Oct. 31, 2017 (EIRNS)—South Korea and China took a dramatic step Monday to end the conflict which has increased tensions between them since former President Park Geun-hye, under pressure from Obama, allowed the United States to deploy the Terminal High Altitude Area Defense (THAAD) missile system in the country, giving the United States radar capacity deep into Chinese territory. Although there were never formal sanctions imposed, there was a drastic cutback in tourism and investment into South Korea, and an unofficial boycott of Korean business within China, affecting Hyundai, Lotte, and others.

South Korean Minister of Foreign Affairs Kang Kyung-wha yesterday announced three measures, which appear to have been pre-arranged between Beijing and Seoul, aimed at restoring relations. They include: South Korea would not pursue additional THAAD missile system deployments (without agreeing to remove the existing system); pronouncing that South Korea will not be part of the unified U.S. anti-ballistic missile system; and that there will be no trilateral military alliance between the United States, Japan, and South Korea.

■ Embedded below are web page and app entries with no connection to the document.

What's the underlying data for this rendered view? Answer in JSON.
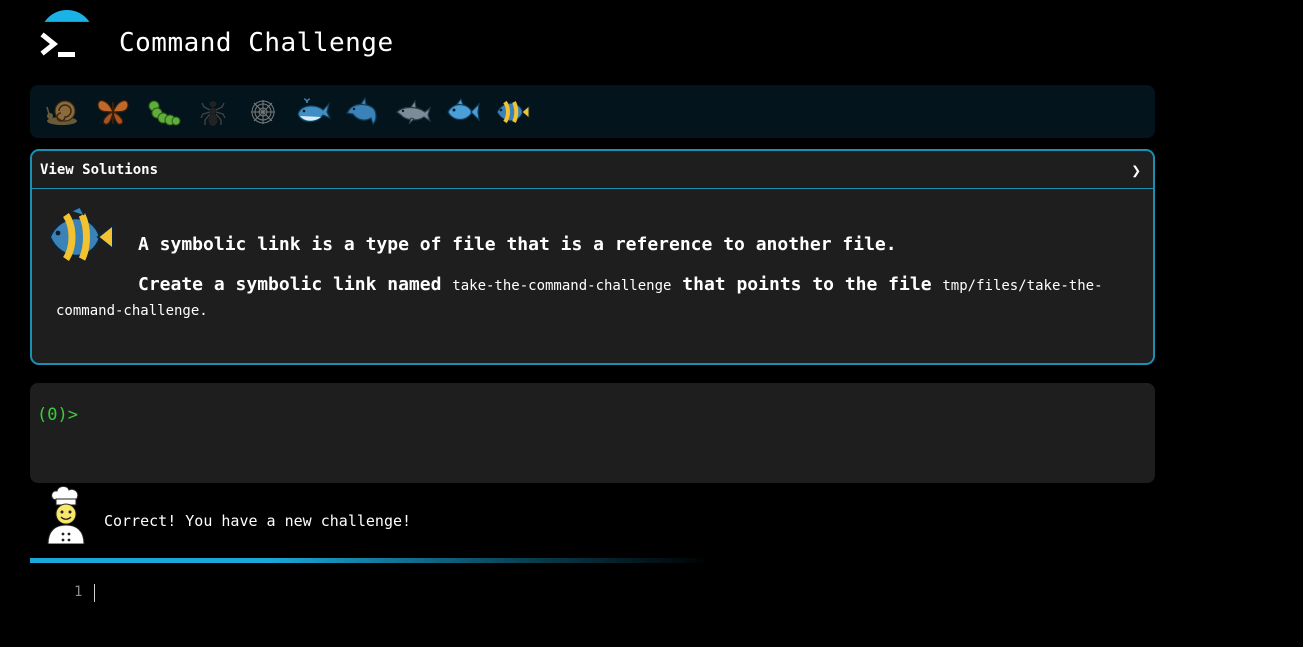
{
  "app": {
    "title": "Command Challenge",
    "logo_icon": "terminal-prompt-icon",
    "accent_color": "#1ab3e8"
  },
  "levels": [
    {
      "icon": "snail-icon"
    },
    {
      "icon": "butterfly-icon"
    },
    {
      "icon": "caterpillar-icon"
    },
    {
      "icon": "ant-icon"
    },
    {
      "icon": "spider-web-icon"
    },
    {
      "icon": "whale-icon"
    },
    {
      "icon": "dolphin-icon"
    },
    {
      "icon": "dolphin-gray-icon"
    },
    {
      "icon": "fish-icon"
    },
    {
      "icon": "tropical-fish-icon"
    }
  ],
  "challenge": {
    "solutions_label": "View Solutions",
    "chevron": "❯",
    "icon": "tropical-fish-icon",
    "line1": "A symbolic link is a type of file that is a reference to another file.",
    "line2_part1": "Create a symbolic link named",
    "line2_code1": "take-the-command-challenge",
    "line2_part2": "that points to the file",
    "line2_code2": "tmp/files/take-the-command-challenge",
    "line2_end": "."
  },
  "terminal": {
    "prompt": "(0)>",
    "prompt_color": "#3acd3a"
  },
  "feedback": {
    "icon": "chef-icon",
    "message": "Correct! You have a new challenge!"
  },
  "editor": {
    "line_number": "1"
  }
}
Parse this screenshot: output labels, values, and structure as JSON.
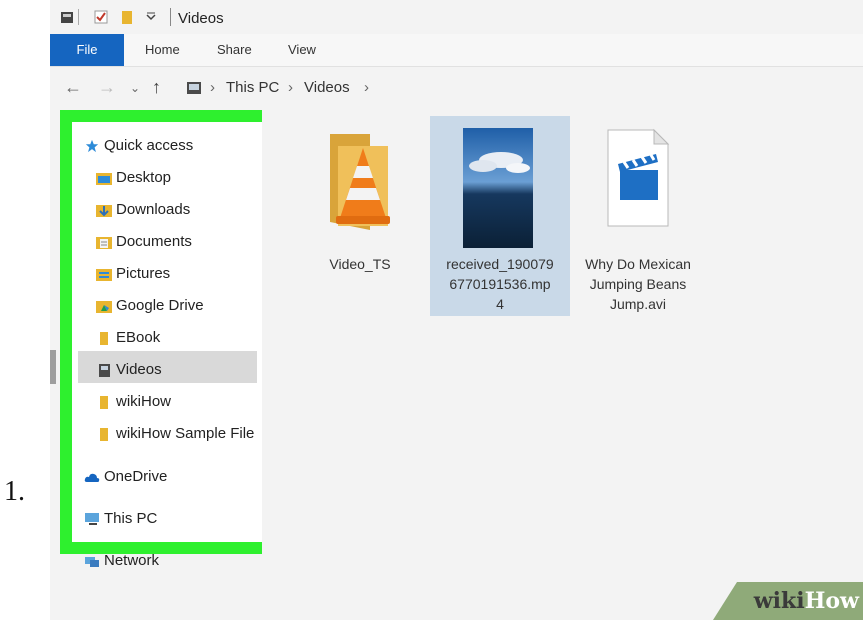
{
  "step_number": "1.",
  "window": {
    "title": "Videos"
  },
  "ribbon": {
    "tabs": [
      "File",
      "Home",
      "Share",
      "View"
    ]
  },
  "address": {
    "breadcrumb": [
      "This PC",
      "Videos"
    ]
  },
  "nav_pane": {
    "quick_access": "Quick access",
    "items": [
      {
        "label": "Desktop",
        "icon": "desktop-folder-icon",
        "pinned": true
      },
      {
        "label": "Downloads",
        "icon": "downloads-folder-icon",
        "pinned": true
      },
      {
        "label": "Documents",
        "icon": "documents-folder-icon",
        "pinned": true
      },
      {
        "label": "Pictures",
        "icon": "pictures-folder-icon",
        "pinned": true
      },
      {
        "label": "Google Drive",
        "icon": "google-drive-icon",
        "pinned": true
      },
      {
        "label": "EBook",
        "icon": "folder-icon",
        "pinned": false
      },
      {
        "label": "Videos",
        "icon": "videos-folder-icon",
        "pinned": false,
        "selected": true
      },
      {
        "label": "wikiHow",
        "icon": "folder-icon",
        "pinned": false
      },
      {
        "label": "wikiHow Sample File",
        "icon": "folder-icon",
        "pinned": false
      }
    ],
    "onedrive": "OneDrive",
    "this_pc": "This PC",
    "network": "Network"
  },
  "files": [
    {
      "name_lines": [
        "Video_TS"
      ],
      "type": "vlc-folder"
    },
    {
      "name_lines": [
        "received_190079",
        "6770191536.mp",
        "4"
      ],
      "type": "video-thumbnail",
      "selected": true
    },
    {
      "name_lines": [
        "Why Do Mexican",
        "Jumping Beans",
        "Jump.avi"
      ],
      "type": "avi-file"
    }
  ],
  "watermark": {
    "part1": "wiki",
    "part2": "How"
  },
  "colors": {
    "file_tab": "#1565c0",
    "highlight_box": "#2ef02e",
    "selection": "#c9d9e8"
  }
}
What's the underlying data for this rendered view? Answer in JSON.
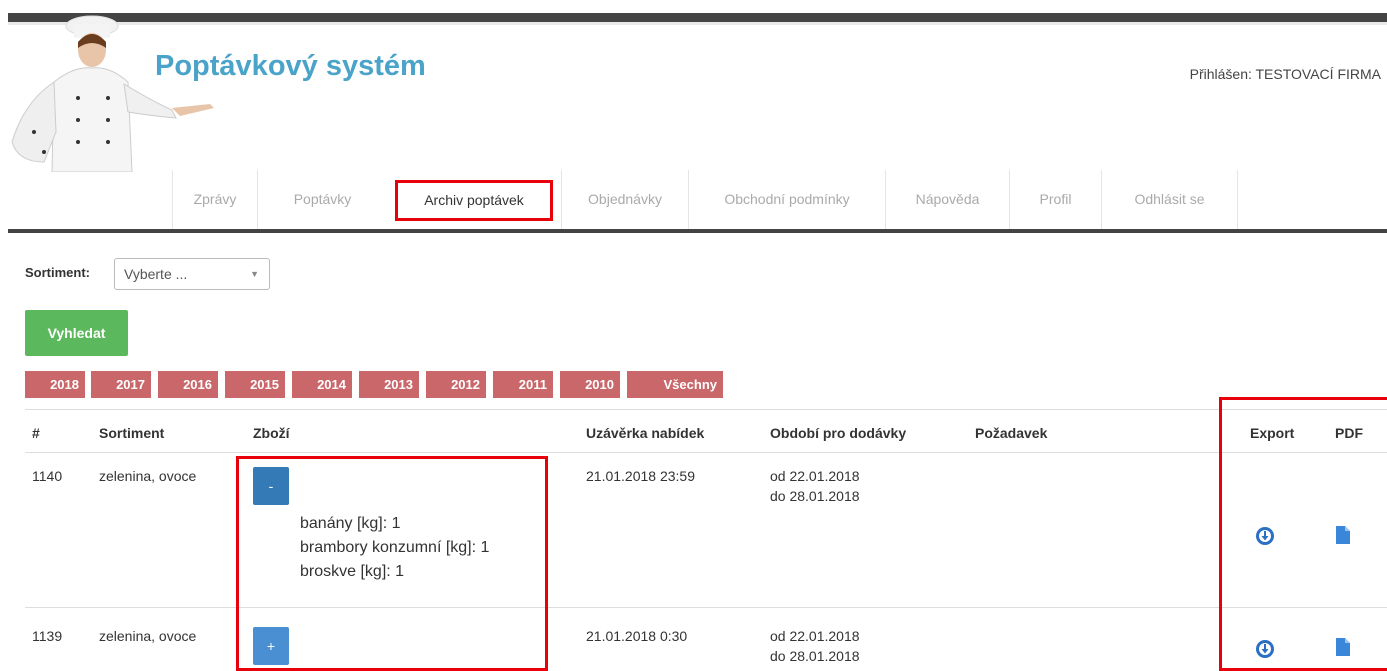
{
  "header": {
    "title": "Poptávkový systém",
    "user": "Přihlášen: TESTOVACÍ FIRMA"
  },
  "nav": {
    "items": [
      {
        "label": "Zprávy"
      },
      {
        "label": "Poptávky"
      },
      {
        "label": "Archiv poptávek",
        "active": true
      },
      {
        "label": "Objednávky"
      },
      {
        "label": "Obchodní podmínky"
      },
      {
        "label": "Nápověda"
      },
      {
        "label": "Profil"
      },
      {
        "label": "Odhlásit se"
      }
    ]
  },
  "filter": {
    "sortiment_label": "Sortiment:",
    "sortiment_value": "Vyberte ...",
    "search_label": "Vyhledat"
  },
  "years": [
    "2018",
    "2017",
    "2016",
    "2015",
    "2014",
    "2013",
    "2012",
    "2011",
    "2010",
    "Všechny"
  ],
  "table": {
    "headers": {
      "id": "#",
      "sortiment": "Sortiment",
      "zbozi": "Zboží",
      "uzaverka": "Uzávěrka nabídek",
      "obdobi": "Období pro dodávky",
      "pozadavek": "Požadavek",
      "export": "Export",
      "pdf": "PDF"
    },
    "rows": [
      {
        "id": "1140",
        "sortiment": "zelenina, ovoce",
        "toggle": "-",
        "items": [
          "banány [kg]: 1",
          "brambory konzumní [kg]: 1",
          "broskve [kg]: 1"
        ],
        "uzaverka": "21.01.2018 23:59",
        "obdobi_od": "od 22.01.2018",
        "obdobi_do": "do 28.01.2018"
      },
      {
        "id": "1139",
        "sortiment": "zelenina, ovoce",
        "toggle": "+",
        "uzaverka": "21.01.2018 0:30",
        "obdobi_od": "od 22.01.2018",
        "obdobi_do": "do 28.01.2018"
      }
    ]
  },
  "colors": {
    "title": "#4aa3c8",
    "year_button": "#c9676a",
    "search_button": "#5cb85c",
    "toggle": "#337ab7",
    "highlight": "#e8000b"
  }
}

Kang added: "I believe these measures will allow us to overcome difficulties in our relationship and quickly enter a normalization track." She said that preparations were under way for a bilateral summit at APEC, and that plans for President Moon Jae-in to visit China within the year were also in the works.

Also, the new South Korean and Chinese senior representatives to the Six-Party Talks on the North Korean nuclear issue are meeting for the first time today in Beijing.